Data excerpts
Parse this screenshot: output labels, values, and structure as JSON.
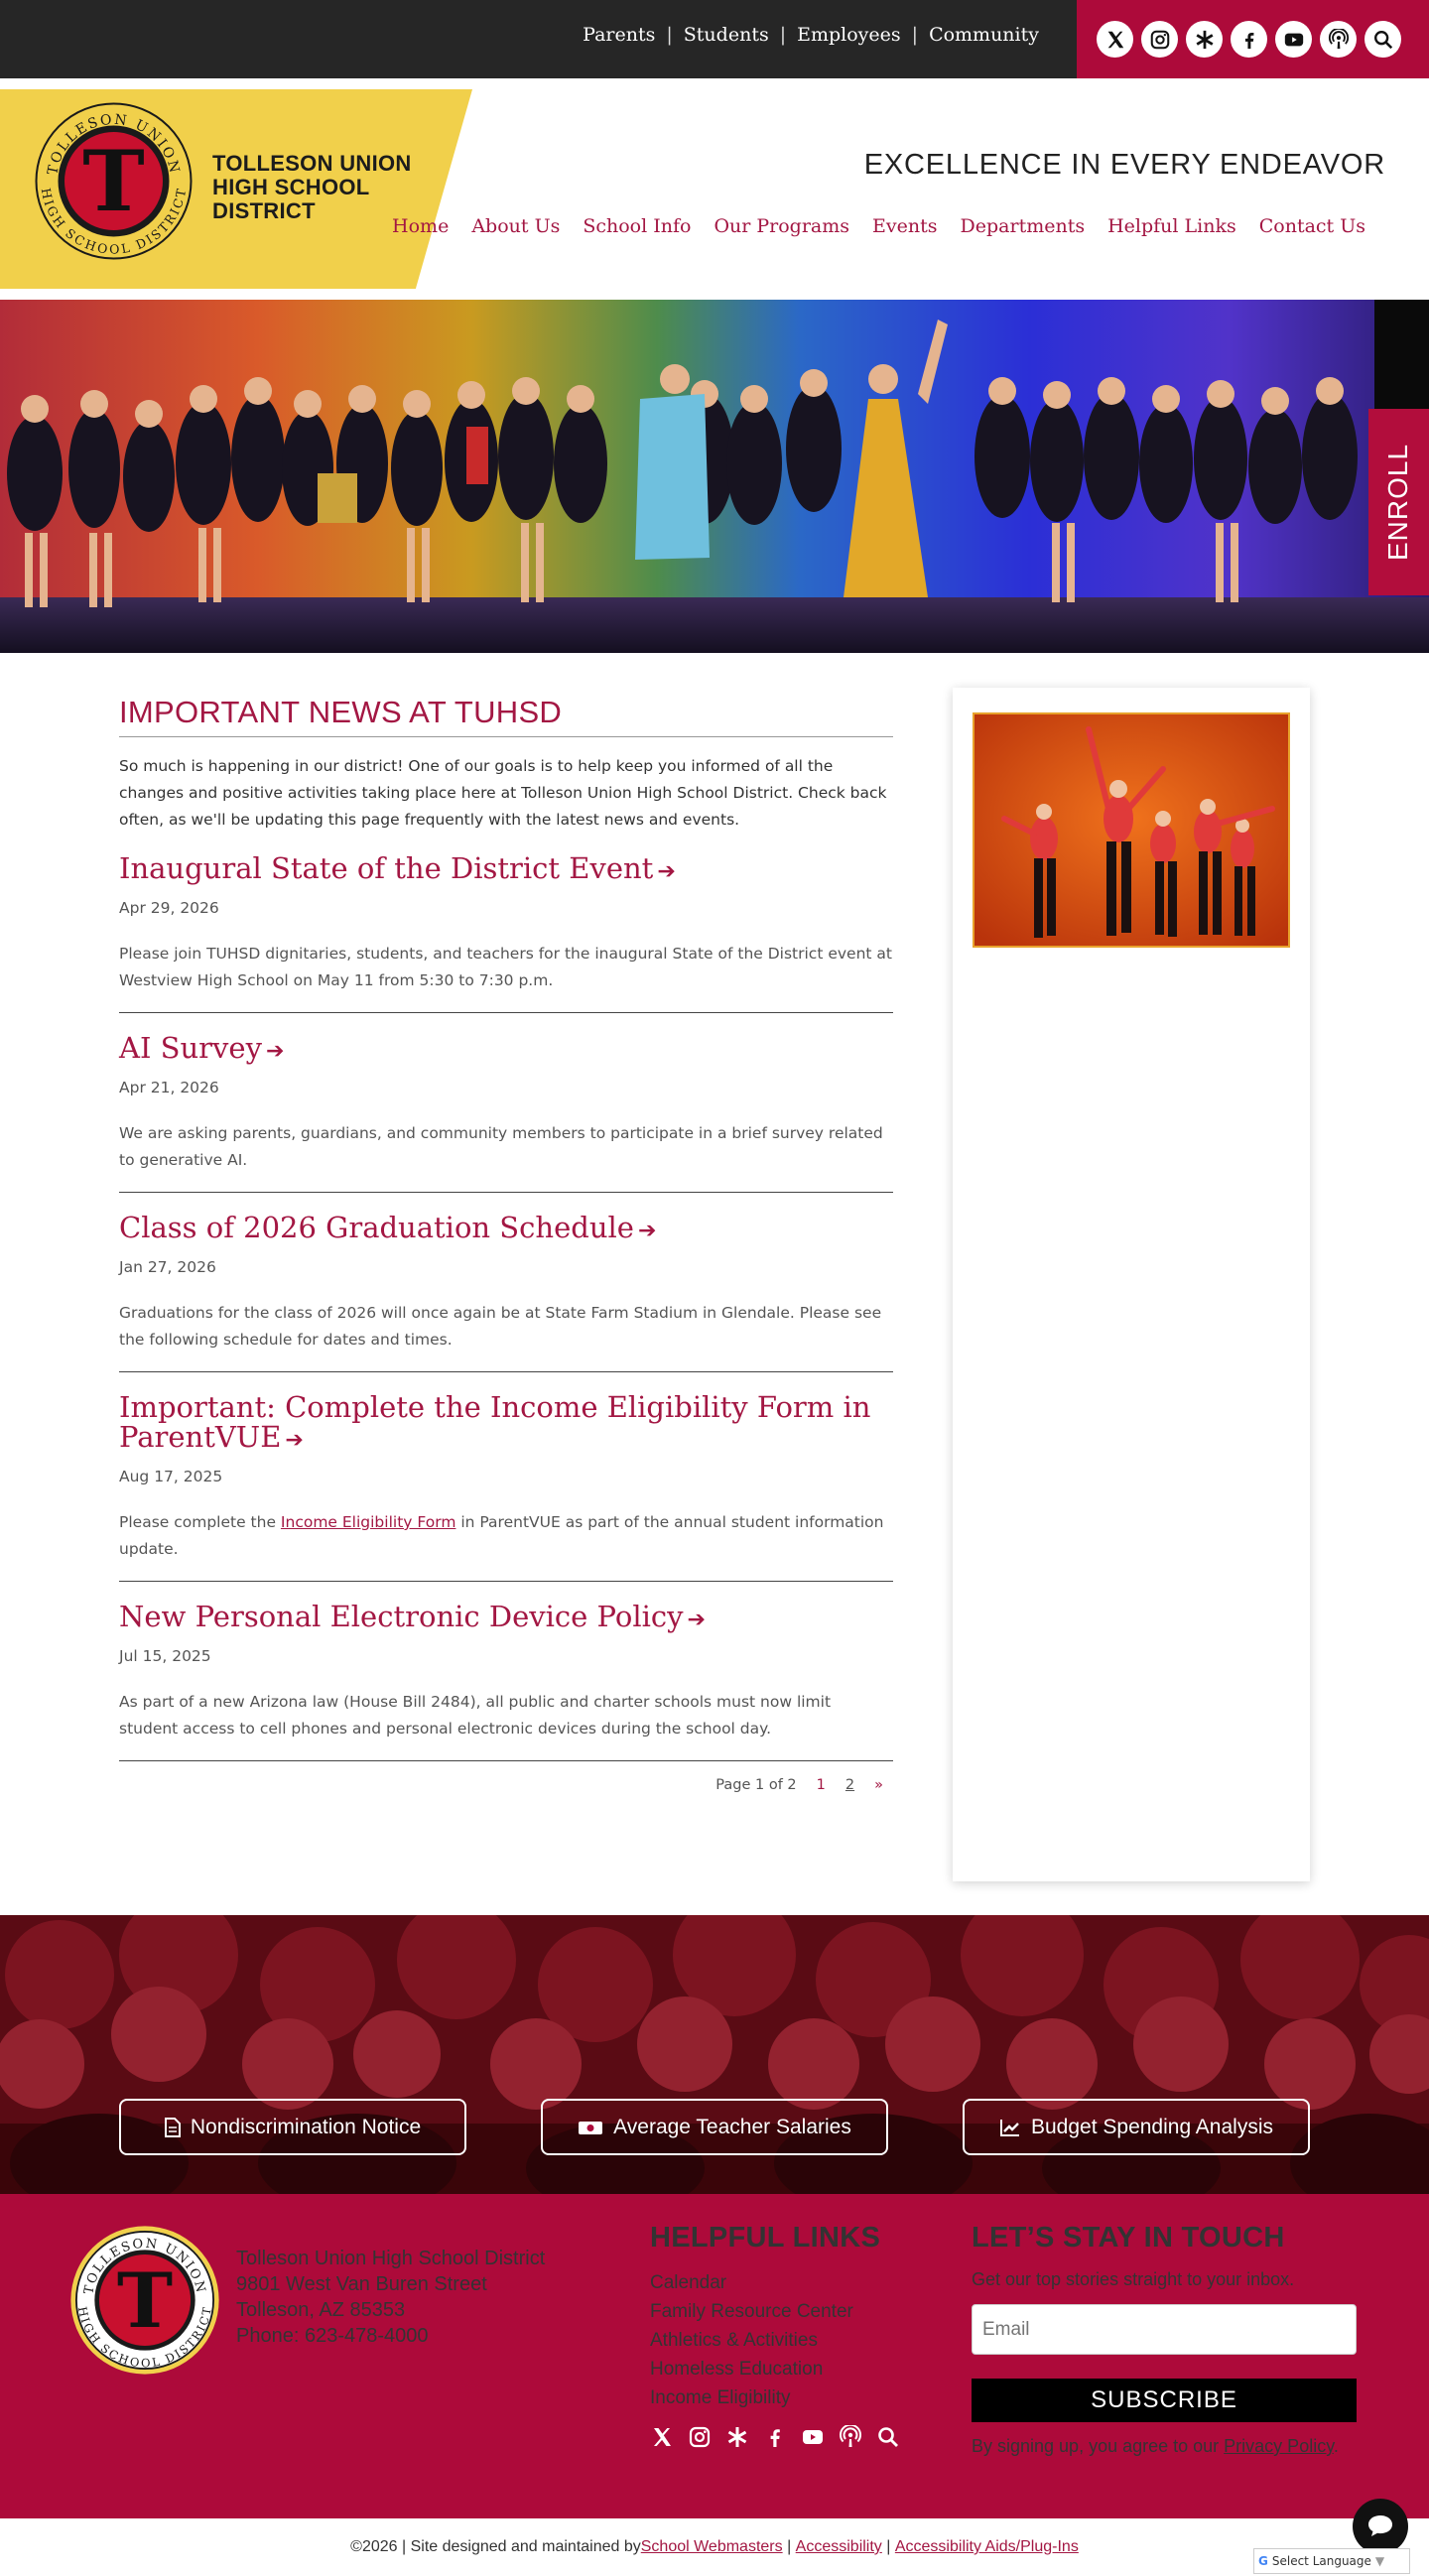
{
  "topbar": {
    "links": [
      "Parents",
      "Students",
      "Employees",
      "Community"
    ],
    "social": [
      "x-icon",
      "instagram-icon",
      "linktree-icon",
      "facebook-icon",
      "youtube-icon",
      "podcast-icon",
      "search-icon"
    ]
  },
  "header": {
    "district_line1": "TOLLESON UNION",
    "district_line2": "HIGH SCHOOL",
    "district_line3": "DISTRICT",
    "seal_text_top": "TOLLESON UNION",
    "seal_text_bottom": "HIGH SCHOOL DISTRICT",
    "seal_letter": "T",
    "motto": "EXCELLENCE IN EVERY ENDEAVOR",
    "nav": [
      "Home",
      "About Us",
      "School Info",
      "Our Programs",
      "Events",
      "Departments",
      "Helpful Links",
      "Contact Us"
    ]
  },
  "enroll_label": "ENROLL",
  "news": {
    "heading": "IMPORTANT NEWS AT TUHSD",
    "intro": "So much is happening in our district! One of our goals is to help keep you informed of all the changes and positive activities taking place here at Tolleson Union High School District. Check back often, as we'll be updating this page frequently with the latest news and events.",
    "articles": [
      {
        "title": "Inaugural State of the District Event",
        "date": "Apr 29, 2026",
        "summary": "Please join TUHSD dignitaries, students, and teachers for the inaugural State of the District event at Westview High School on May 11 from 5:30 to 7:30 p.m."
      },
      {
        "title": "AI Survey",
        "date": "Apr 21, 2026",
        "summary": "We are asking parents, guardians, and community members to participate in a brief survey related to generative AI."
      },
      {
        "title": "Class of 2026 Graduation Schedule",
        "date": "Jan 27, 2026",
        "summary": "Graduations for the class of 2026 will once again be at State Farm Stadium in Glendale. Please see the following schedule for dates and times."
      },
      {
        "title": "Important: Complete the Income Eligibility Form in ParentVUE",
        "date": "Aug 17, 2025",
        "summary_pre": "Please complete the ",
        "summary_link": "Income Eligibility Form",
        "summary_post": " in ParentVUE as part of the annual student information update."
      },
      {
        "title": "New Personal Electronic Device Policy",
        "date": "Jul 15, 2025",
        "summary": "As part of a new Arizona law (House Bill 2484), all public and charter schools must now limit student access to cell phones and personal electronic devices during the school day."
      }
    ],
    "pager": {
      "label": "Page 1 of 2",
      "p1": "1",
      "p2": "2",
      "next": "»"
    }
  },
  "banner_buttons": [
    {
      "label": "Nondiscrimination Notice",
      "icon": "document-icon"
    },
    {
      "label": "Average Teacher Salaries",
      "icon": "money-icon"
    },
    {
      "label": "Budget Spending Analysis",
      "icon": "chart-icon"
    }
  ],
  "footer": {
    "address": [
      "Tolleson Union High School District",
      "9801 West Van Buren Street",
      "Tolleson, AZ 85353",
      "Phone: 623-478-4000"
    ],
    "helpful_heading": "HELPFUL LINKS",
    "helpful_links": [
      "Calendar",
      "Family Resource Center",
      "Athletics & Activities",
      "Homeless Education",
      "Income Eligibility"
    ],
    "stay_heading": "LET’S STAY IN TOUCH",
    "tagline": "Get our top stories straight to your inbox.",
    "email_placeholder": "Email",
    "subscribe": "SUBSCRIBE",
    "agree_pre": "By signing up, you agree to our ",
    "agree_link": "Privacy Policy",
    "agree_post": "."
  },
  "copyright": {
    "pre": "©2026 | Site designed and maintained by ",
    "link1": "School Webmasters",
    "sep": " | ",
    "link2": "Accessibility",
    "link3": "Accessibility Aids/Plug-Ins"
  },
  "translate_label": "Select Language",
  "colors": {
    "brand": "#ad0a3a",
    "accent_yellow": "#f1d04b",
    "link": "#a31743"
  }
}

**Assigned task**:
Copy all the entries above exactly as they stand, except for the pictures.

**Reply**:
Parse this screenshot: output labels, values, and structure as JSON.
{
  "topbar": {
    "links": [
      "Parents",
      "Students",
      "Employees",
      "Community"
    ],
    "social": [
      "x-icon",
      "instagram-icon",
      "linktree-icon",
      "facebook-icon",
      "youtube-icon",
      "podcast-icon",
      "search-icon"
    ]
  },
  "header": {
    "district_line1": "TOLLESON UNION",
    "district_line2": "HIGH SCHOOL",
    "district_line3": "DISTRICT",
    "seal_text_top": "TOLLESON UNION",
    "seal_text_bottom": "HIGH SCHOOL DISTRICT",
    "seal_letter": "T",
    "motto": "EXCELLENCE IN EVERY ENDEAVOR",
    "nav": [
      "Home",
      "About Us",
      "School Info",
      "Our Programs",
      "Events",
      "Departments",
      "Helpful Links",
      "Contact Us"
    ]
  },
  "enroll_label": "ENROLL",
  "news": {
    "heading": "IMPORTANT NEWS AT TUHSD",
    "intro": "So much is happening in our district! One of our goals is to help keep you informed of all the changes and positive activities taking place here at Tolleson Union High School District. Check back often, as we'll be updating this page frequently with the latest news and events.",
    "articles": [
      {
        "title": "Inaugural State of the District Event",
        "date": "Apr 29, 2026",
        "summary": "Please join TUHSD dignitaries, students, and teachers for the inaugural State of the District event at Westview High School on May 11 from 5:30 to 7:30 p.m."
      },
      {
        "title": "AI Survey",
        "date": "Apr 21, 2026",
        "summary": "We are asking parents, guardians, and community members to participate in a brief survey related to generative AI."
      },
      {
        "title": "Class of 2026 Graduation Schedule",
        "date": "Jan 27, 2026",
        "summary": "Graduations for the class of 2026 will once again be at State Farm Stadium in Glendale. Please see the following schedule for dates and times."
      },
      {
        "title": "Important: Complete the Income Eligibility Form in ParentVUE",
        "date": "Aug 17, 2025",
        "summary_pre": "Please complete the ",
        "summary_link": "Income Eligibility Form",
        "summary_post": " in ParentVUE as part of the annual student information update."
      },
      {
        "title": "New Personal Electronic Device Policy",
        "date": "Jul 15, 2025",
        "summary": "As part of a new Arizona law (House Bill 2484), all public and charter schools must now limit student access to cell phones and personal electronic devices during the school day."
      }
    ],
    "pager": {
      "label": "Page 1 of 2",
      "p1": "1",
      "p2": "2",
      "next": "»"
    }
  },
  "banner_buttons": [
    {
      "label": "Nondiscrimination Notice",
      "icon": "document-icon"
    },
    {
      "label": "Average Teacher Salaries",
      "icon": "money-icon"
    },
    {
      "label": "Budget Spending Analysis",
      "icon": "chart-icon"
    }
  ],
  "footer": {
    "address": [
      "Tolleson Union High School District",
      "9801 West Van Buren Street",
      "Tolleson, AZ 85353",
      "Phone: 623-478-4000"
    ],
    "helpful_heading": "HELPFUL LINKS",
    "helpful_links": [
      "Calendar",
      "Family Resource Center",
      "Athletics & Activities",
      "Homeless Education",
      "Income Eligibility"
    ],
    "stay_heading": "LET’S STAY IN TOUCH",
    "tagline": "Get our top stories straight to your inbox.",
    "email_placeholder": "Email",
    "subscribe": "SUBSCRIBE",
    "agree_pre": "By signing up, you agree to our ",
    "agree_link": "Privacy Policy",
    "agree_post": "."
  },
  "copyright": {
    "pre": "©2026 | Site designed and maintained by ",
    "link1": "School Webmasters",
    "sep": " | ",
    "link2": "Accessibility",
    "link3": "Accessibility Aids/Plug-Ins"
  },
  "translate_label": "Select Language",
  "colors": {
    "brand": "#ad0a3a",
    "accent_yellow": "#f1d04b",
    "link": "#a31743"
  }
}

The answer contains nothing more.